The popularity of utilising Coal Seam Gas (CSG) is increasing throughout the world. Coal seam gas is primarily made up of methane gas and is found in coal seams at depths of 200m to 1000m below ground surface (BGS). The groundwater (hydrostatic pressure) holds the gas into the formation pore spaces. In order to release the gas, dewatering is used to allow the desorption of CSG from the formation, additionally hydraulic fracking can be used to stimulate and accelerate the flow of gas. However, there are some concerns associated with the extraction of CSG including the potential to introduce desorbed methane in the groundwater resources. In order to address these concerns it is necessary to monitor the aquifers to determine if the concentration of methane increases with the time.

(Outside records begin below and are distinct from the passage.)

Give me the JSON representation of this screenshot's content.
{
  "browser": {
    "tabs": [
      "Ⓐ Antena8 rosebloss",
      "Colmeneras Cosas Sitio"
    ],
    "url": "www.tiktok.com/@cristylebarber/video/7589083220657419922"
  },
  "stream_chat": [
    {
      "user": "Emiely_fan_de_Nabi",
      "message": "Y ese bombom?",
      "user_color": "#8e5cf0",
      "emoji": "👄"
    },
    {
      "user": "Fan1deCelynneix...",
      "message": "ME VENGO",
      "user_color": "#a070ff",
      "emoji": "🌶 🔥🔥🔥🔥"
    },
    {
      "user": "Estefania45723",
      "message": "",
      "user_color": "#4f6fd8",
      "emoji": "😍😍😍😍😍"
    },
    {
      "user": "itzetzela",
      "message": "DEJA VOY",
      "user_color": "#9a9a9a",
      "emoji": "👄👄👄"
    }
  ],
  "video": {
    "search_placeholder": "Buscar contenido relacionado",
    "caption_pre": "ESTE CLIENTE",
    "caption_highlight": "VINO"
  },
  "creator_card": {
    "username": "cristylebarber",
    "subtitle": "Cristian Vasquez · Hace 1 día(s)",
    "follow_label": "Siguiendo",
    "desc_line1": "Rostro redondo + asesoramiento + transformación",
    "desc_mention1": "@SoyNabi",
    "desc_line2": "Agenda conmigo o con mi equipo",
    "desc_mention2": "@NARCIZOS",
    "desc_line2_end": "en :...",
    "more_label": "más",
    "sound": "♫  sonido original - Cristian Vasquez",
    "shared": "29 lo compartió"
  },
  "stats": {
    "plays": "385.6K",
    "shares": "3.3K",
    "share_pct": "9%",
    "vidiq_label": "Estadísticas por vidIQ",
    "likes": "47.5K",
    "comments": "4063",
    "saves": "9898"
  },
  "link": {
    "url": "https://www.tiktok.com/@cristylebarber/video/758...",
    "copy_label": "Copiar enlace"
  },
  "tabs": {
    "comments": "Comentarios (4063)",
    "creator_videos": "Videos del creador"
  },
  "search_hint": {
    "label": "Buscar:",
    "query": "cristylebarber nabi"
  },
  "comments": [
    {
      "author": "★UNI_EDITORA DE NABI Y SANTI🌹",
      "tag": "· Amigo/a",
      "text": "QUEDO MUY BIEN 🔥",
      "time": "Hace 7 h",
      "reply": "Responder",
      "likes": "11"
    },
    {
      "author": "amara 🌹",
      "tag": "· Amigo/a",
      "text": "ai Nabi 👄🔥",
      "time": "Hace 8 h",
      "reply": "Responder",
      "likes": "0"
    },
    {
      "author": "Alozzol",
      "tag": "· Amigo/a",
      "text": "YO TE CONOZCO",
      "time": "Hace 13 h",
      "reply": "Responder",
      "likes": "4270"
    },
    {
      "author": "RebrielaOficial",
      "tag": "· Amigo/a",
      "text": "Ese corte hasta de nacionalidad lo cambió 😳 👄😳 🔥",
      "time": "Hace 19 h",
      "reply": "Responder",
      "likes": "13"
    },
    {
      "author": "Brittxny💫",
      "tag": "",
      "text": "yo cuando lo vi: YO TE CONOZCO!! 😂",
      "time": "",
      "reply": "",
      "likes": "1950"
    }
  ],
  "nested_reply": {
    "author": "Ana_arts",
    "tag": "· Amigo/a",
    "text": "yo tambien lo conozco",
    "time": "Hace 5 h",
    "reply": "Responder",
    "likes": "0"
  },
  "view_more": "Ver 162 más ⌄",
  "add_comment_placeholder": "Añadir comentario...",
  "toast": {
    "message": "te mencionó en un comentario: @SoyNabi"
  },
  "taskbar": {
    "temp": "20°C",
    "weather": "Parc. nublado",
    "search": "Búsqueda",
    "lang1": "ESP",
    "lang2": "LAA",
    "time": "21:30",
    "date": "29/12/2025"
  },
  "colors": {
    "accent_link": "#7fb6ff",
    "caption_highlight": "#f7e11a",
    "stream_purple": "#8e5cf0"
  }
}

An issue with testing the concentration of methane in groundwater from deep aquifers is that methane solubility in water is affected by the change in pressure. When the groundwater is brought up from the aquifer to the surface the change in pressure causes the methane to escape from the groundwater sample. Therefore, the current dissolved methane analysis performed in the water sample does not correctly quantify the total amount of methane present in the deep aquifer as the gas is released to the atmosphere once the sample is transported to the surface.